The English language Dolby Digital 5.1 Surround sound mix sounds decent enough and it exhibits some nicely executed instances of channel separation and some nice bass response in the lower end. Dialogue stays strong and concise and you won't have any problems understanding any of the performers. Aside from a couple of scenes that are just a tad on the flat side (some of the quieter moments in the film lack depth) this mix is good stuff. Optional subtitles are available in English, French and Spanish and closed captions are available in English.
Aside from a couple of preview trailers for unrelated DVDs also available from Warner Brothers, the only supplement at all on this release comes to us in the form of a feature length commentary track from star George Eads and the movie's director, John Badham. In their defense, this commentary is actually marginally more interesting than the feature itself and it does a pretty good job of balancing the technical side of the production's history with the requisite anecdotes and behind the scenes stories. They go into a little bit of detail about the stunts and even offer up some tidbits about the real Evel Knievel here and there. While it doesn't make the movie any better, at least the commentary doesn't hurt anything.
It's a real shame that this one didn't turn out to be a better film. Though light on extra features, Warner's DVD looks and sounds pretty good but that doesn't make the film any less dull and for that reason (and this hurts me more than you'll ever know) Evel Knievel gets slapped outside the head with the ol' skip it stamp.

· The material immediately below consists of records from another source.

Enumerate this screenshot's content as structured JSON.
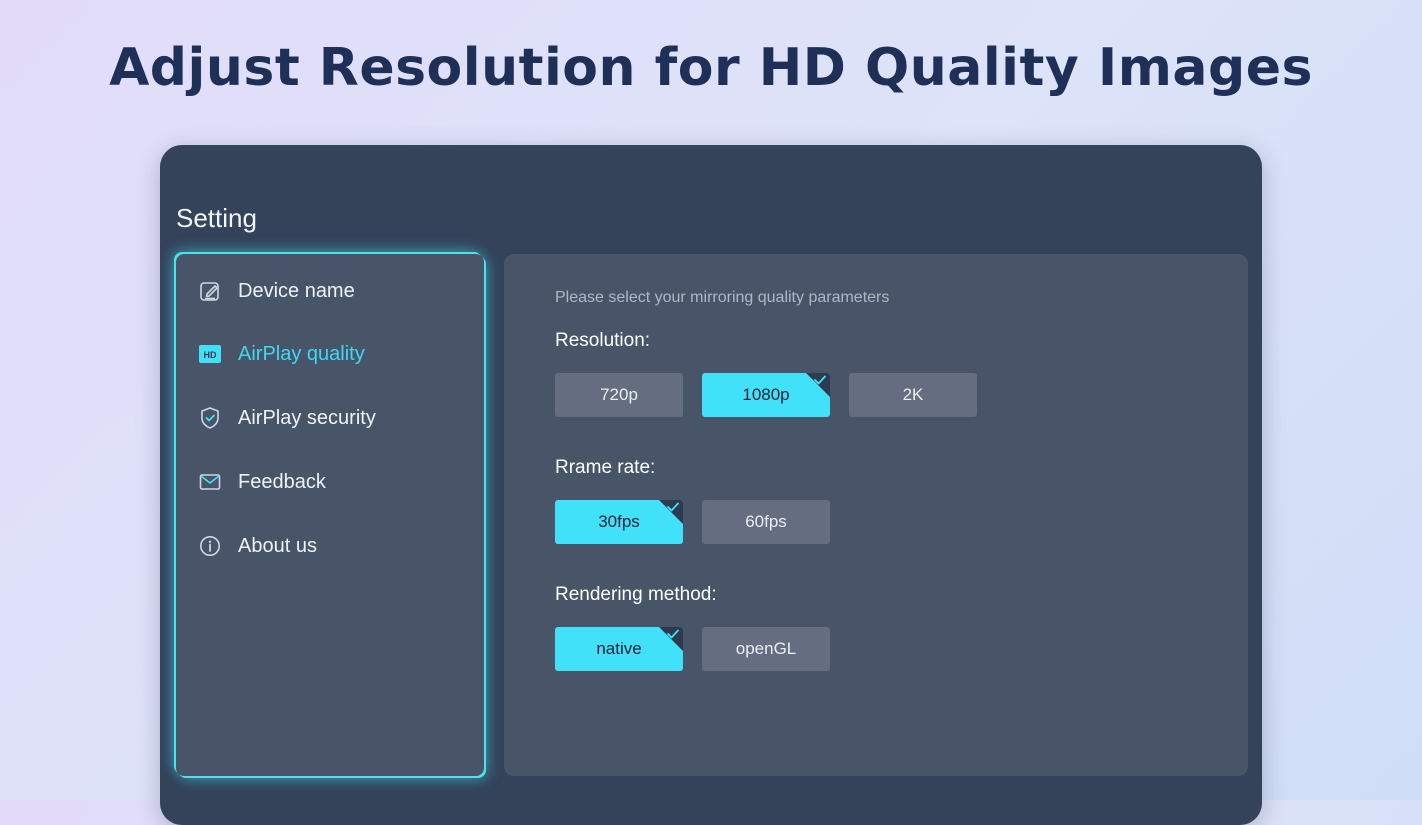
{
  "page": {
    "headline": "Adjust Resolution for HD Quality Images"
  },
  "window": {
    "title": "Setting"
  },
  "sidebar": {
    "items": [
      {
        "label": "Device name",
        "icon": "edit-icon",
        "active": false
      },
      {
        "label": "AirPlay quality",
        "icon": "hd-icon",
        "icon_text": "HD",
        "active": true
      },
      {
        "label": "AirPlay security",
        "icon": "shield-check-icon",
        "active": false
      },
      {
        "label": "Feedback",
        "icon": "mail-icon",
        "active": false
      },
      {
        "label": "About us",
        "icon": "info-icon",
        "active": false
      }
    ]
  },
  "main": {
    "hint": "Please select your mirroring quality parameters",
    "resolution": {
      "label": "Resolution:",
      "options": [
        "720p",
        "1080p",
        "2K"
      ],
      "selected": "1080p"
    },
    "frame_rate": {
      "label": "Rrame rate:",
      "options": [
        "30fps",
        "60fps"
      ],
      "selected": "30fps"
    },
    "rendering": {
      "label": "Rendering method:",
      "options": [
        "native",
        "openGL"
      ],
      "selected": "native"
    }
  },
  "colors": {
    "accent": "#42e1fa",
    "active_text": "#3fd8f2",
    "window_bg": "#34425a",
    "panel_bg": "#485569",
    "option_bg": "#646e80",
    "headline": "#1f3058"
  }
}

Ian lives in NYC with his wife where he writes for DVD Talk, runs Rock! Shock! Pop!. He likes NYC a lot, even if it is expensive and loud.